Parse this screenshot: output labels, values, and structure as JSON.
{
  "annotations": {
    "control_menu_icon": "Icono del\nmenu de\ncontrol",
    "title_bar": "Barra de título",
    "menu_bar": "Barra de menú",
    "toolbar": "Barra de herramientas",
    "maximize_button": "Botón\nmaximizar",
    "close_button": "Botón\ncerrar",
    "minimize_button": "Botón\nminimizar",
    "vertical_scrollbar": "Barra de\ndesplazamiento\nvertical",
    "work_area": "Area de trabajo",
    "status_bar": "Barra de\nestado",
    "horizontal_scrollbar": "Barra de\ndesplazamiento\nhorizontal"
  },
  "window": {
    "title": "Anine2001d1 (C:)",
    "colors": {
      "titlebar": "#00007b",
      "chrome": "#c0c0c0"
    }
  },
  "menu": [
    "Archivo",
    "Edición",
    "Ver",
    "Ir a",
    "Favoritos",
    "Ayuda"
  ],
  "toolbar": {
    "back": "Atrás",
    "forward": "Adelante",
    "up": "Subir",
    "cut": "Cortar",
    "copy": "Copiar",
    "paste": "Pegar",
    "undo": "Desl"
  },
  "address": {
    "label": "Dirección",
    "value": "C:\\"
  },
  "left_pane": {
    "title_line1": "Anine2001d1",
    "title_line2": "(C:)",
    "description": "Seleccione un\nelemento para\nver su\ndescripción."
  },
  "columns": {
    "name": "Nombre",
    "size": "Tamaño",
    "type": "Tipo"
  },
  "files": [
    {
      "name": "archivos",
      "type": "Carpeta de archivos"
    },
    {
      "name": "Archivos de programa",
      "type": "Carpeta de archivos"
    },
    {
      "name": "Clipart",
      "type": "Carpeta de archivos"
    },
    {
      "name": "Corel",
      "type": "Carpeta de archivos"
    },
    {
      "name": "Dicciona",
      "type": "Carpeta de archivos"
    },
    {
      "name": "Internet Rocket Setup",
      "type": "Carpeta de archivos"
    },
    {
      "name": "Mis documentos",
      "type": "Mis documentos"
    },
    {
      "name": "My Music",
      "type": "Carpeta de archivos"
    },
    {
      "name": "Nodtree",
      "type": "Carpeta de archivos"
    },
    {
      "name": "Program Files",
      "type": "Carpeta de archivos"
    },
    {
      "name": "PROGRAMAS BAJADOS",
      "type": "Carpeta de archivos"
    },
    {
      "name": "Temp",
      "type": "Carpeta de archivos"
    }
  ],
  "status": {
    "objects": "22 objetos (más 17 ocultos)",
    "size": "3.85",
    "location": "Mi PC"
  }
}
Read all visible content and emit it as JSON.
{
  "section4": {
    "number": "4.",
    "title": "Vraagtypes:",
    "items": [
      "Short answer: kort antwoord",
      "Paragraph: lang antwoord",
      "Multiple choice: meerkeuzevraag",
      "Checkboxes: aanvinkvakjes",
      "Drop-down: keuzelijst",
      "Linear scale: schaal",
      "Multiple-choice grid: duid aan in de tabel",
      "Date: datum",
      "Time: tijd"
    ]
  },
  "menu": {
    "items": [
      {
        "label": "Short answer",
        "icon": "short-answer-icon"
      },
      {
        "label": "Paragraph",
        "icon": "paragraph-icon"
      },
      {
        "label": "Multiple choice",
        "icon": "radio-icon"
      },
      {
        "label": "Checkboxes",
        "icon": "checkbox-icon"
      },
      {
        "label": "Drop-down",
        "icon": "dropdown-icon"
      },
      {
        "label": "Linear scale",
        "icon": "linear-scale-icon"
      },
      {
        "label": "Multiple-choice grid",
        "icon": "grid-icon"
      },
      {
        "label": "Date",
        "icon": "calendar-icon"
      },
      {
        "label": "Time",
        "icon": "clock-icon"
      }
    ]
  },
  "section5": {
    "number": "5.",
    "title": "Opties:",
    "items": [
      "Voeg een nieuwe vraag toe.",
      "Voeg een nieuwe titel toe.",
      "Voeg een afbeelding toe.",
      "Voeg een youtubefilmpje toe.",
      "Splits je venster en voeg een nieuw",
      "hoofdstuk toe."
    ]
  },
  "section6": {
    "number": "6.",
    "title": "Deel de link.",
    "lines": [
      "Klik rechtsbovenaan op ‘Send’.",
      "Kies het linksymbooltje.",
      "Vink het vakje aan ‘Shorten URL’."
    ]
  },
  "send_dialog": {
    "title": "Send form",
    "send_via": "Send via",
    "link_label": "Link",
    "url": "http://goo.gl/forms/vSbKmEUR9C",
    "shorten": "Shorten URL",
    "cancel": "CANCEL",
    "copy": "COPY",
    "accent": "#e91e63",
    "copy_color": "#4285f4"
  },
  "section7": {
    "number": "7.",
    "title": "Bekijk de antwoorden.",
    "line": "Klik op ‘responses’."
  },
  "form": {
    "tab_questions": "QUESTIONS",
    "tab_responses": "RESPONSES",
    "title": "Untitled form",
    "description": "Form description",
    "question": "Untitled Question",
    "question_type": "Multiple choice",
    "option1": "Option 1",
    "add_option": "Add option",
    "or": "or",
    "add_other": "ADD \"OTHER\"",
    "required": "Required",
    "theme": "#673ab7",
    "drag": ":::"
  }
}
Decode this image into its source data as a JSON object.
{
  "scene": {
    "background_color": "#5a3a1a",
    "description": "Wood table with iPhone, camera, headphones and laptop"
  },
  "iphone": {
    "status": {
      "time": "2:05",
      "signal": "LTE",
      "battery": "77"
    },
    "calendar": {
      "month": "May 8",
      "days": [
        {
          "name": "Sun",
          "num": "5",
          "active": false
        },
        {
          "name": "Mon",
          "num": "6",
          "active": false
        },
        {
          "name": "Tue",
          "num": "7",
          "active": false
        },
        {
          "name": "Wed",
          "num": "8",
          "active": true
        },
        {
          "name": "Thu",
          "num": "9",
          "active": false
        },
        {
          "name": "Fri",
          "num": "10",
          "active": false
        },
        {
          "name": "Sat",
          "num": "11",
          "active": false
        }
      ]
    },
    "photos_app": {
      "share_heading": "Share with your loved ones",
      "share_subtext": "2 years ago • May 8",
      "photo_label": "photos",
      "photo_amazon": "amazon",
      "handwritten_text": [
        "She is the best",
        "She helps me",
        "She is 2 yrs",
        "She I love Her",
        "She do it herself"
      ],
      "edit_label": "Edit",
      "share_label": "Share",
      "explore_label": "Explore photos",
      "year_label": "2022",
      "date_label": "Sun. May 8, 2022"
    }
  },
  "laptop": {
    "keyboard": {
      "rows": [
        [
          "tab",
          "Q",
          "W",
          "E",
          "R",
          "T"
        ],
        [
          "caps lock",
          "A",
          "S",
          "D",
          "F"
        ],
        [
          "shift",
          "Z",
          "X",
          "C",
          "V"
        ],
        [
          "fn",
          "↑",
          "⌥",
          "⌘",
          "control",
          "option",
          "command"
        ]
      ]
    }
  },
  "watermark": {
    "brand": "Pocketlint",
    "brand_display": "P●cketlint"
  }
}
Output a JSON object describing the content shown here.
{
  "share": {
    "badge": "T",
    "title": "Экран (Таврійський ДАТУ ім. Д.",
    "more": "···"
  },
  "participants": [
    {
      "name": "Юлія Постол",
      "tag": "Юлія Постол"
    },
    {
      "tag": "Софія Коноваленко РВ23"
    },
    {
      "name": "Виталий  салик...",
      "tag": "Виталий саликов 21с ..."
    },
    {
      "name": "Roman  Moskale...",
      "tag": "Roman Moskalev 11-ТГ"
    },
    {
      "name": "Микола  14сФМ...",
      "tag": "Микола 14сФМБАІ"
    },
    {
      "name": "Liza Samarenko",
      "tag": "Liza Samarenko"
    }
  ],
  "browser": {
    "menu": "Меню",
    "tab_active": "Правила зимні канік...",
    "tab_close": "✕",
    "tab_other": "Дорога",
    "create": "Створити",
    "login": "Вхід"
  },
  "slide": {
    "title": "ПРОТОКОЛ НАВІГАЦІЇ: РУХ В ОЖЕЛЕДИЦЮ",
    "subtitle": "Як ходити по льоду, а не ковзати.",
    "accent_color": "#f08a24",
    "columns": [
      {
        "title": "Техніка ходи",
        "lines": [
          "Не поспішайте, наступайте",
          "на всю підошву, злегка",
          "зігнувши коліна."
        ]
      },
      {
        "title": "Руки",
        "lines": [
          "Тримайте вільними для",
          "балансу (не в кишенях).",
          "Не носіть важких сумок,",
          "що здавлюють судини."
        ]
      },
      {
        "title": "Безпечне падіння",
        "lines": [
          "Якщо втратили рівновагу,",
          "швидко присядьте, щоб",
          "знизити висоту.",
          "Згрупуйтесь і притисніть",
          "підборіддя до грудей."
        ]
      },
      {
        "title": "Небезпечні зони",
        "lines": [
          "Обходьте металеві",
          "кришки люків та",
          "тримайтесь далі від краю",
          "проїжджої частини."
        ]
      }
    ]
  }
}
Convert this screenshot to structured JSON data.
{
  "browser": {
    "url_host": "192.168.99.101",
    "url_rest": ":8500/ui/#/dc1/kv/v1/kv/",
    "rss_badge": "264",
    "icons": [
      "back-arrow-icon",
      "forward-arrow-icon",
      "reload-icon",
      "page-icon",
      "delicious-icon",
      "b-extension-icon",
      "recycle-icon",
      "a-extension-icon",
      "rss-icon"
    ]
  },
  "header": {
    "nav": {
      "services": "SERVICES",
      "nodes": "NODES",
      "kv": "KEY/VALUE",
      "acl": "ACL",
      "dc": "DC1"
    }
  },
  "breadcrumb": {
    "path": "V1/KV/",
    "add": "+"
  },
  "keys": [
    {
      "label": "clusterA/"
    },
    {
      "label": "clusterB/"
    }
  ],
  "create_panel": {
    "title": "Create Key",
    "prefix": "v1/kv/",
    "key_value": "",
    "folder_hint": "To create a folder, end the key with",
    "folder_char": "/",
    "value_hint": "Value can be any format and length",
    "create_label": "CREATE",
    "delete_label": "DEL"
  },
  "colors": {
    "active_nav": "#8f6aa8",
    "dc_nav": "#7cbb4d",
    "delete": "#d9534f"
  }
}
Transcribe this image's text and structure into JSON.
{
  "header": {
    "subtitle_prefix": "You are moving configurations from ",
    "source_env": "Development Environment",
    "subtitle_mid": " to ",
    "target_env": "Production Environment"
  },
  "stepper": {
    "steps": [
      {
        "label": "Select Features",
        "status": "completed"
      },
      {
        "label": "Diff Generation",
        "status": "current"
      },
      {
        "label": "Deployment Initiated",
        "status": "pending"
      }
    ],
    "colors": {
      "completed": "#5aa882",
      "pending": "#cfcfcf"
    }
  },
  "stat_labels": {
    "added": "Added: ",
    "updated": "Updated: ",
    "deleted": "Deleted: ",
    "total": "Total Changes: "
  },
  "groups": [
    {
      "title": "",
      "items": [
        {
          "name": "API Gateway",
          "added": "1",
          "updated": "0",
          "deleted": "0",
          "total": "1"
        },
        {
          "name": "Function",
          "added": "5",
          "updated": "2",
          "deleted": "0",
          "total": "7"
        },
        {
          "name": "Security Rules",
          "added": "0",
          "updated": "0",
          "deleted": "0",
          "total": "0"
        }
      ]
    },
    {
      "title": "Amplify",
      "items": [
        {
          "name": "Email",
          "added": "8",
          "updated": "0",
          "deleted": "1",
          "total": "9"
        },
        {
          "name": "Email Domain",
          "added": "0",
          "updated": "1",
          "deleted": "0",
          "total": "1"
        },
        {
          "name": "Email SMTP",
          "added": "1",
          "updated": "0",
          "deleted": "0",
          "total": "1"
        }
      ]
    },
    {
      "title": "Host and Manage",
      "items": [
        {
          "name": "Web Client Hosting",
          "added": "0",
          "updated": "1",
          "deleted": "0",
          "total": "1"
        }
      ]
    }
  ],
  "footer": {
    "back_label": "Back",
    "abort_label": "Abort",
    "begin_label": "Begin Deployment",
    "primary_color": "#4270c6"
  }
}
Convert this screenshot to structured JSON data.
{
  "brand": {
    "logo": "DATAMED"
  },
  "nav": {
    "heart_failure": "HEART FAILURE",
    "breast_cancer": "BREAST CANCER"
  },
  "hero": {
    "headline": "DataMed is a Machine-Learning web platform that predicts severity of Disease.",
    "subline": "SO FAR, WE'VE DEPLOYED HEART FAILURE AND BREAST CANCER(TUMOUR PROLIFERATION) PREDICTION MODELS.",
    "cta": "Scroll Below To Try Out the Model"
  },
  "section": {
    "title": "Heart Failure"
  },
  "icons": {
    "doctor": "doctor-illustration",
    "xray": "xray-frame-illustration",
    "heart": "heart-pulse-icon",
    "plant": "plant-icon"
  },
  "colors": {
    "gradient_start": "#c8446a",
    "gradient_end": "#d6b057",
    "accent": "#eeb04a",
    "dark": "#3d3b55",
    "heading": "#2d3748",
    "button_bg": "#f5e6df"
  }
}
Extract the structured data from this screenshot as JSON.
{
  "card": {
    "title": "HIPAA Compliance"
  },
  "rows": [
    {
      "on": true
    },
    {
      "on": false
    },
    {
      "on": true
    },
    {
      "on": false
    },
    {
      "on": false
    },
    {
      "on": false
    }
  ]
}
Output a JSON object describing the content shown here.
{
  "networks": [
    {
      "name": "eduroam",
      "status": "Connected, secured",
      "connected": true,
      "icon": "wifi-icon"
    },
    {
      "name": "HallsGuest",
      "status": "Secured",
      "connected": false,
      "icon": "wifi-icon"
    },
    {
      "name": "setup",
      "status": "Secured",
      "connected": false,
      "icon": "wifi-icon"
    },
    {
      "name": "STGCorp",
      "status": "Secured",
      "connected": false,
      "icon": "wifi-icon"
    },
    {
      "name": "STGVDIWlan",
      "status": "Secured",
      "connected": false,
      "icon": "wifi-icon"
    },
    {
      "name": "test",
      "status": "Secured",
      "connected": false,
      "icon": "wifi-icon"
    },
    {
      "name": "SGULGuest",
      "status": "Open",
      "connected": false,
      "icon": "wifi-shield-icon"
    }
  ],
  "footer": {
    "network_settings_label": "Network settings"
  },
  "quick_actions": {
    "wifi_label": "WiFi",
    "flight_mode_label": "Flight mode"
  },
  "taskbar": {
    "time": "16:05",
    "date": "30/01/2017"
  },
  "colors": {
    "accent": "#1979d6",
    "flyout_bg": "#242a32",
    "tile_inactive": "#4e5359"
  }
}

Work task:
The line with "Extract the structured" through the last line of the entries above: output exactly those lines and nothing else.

Solution:
Extract the structured data from this screenshot as JSON.
{
  "card": {
    "title": "HIPAA Compliance"
  },
  "rows": [
    {
      "on": true
    },
    {
      "on": false
    },
    {
      "on": true
    },
    {
      "on": false
    },
    {
      "on": false
    },
    {
      "on": false
    }
  ]
}
Output a JSON object describing the content shown here.
{
  "networks": [
    {
      "name": "eduroam",
      "status": "Connected, secured",
      "connected": true,
      "icon": "wifi-icon"
    },
    {
      "name": "HallsGuest",
      "status": "Secured",
      "connected": false,
      "icon": "wifi-icon"
    },
    {
      "name": "setup",
      "status": "Secured",
      "connected": false,
      "icon": "wifi-icon"
    },
    {
      "name": "STGCorp",
      "status": "Secured",
      "connected": false,
      "icon": "wifi-icon"
    },
    {
      "name": "STGVDIWlan",
      "status": "Secured",
      "connected": false,
      "icon": "wifi-icon"
    },
    {
      "name": "test",
      "status": "Secured",
      "connected": false,
      "icon": "wifi-icon"
    },
    {
      "name": "SGULGuest",
      "status": "Open",
      "connected": false,
      "icon": "wifi-shield-icon"
    }
  ],
  "footer": {
    "network_settings_label": "Network settings"
  },
  "quick_actions": {
    "wifi_label": "WiFi",
    "flight_mode_label": "Flight mode"
  },
  "taskbar": {
    "time": "16:05",
    "date": "30/01/2017"
  },
  "colors": {
    "accent": "#1979d6",
    "flyout_bg": "#242a32",
    "tile_inactive": "#4e5359"
  }
}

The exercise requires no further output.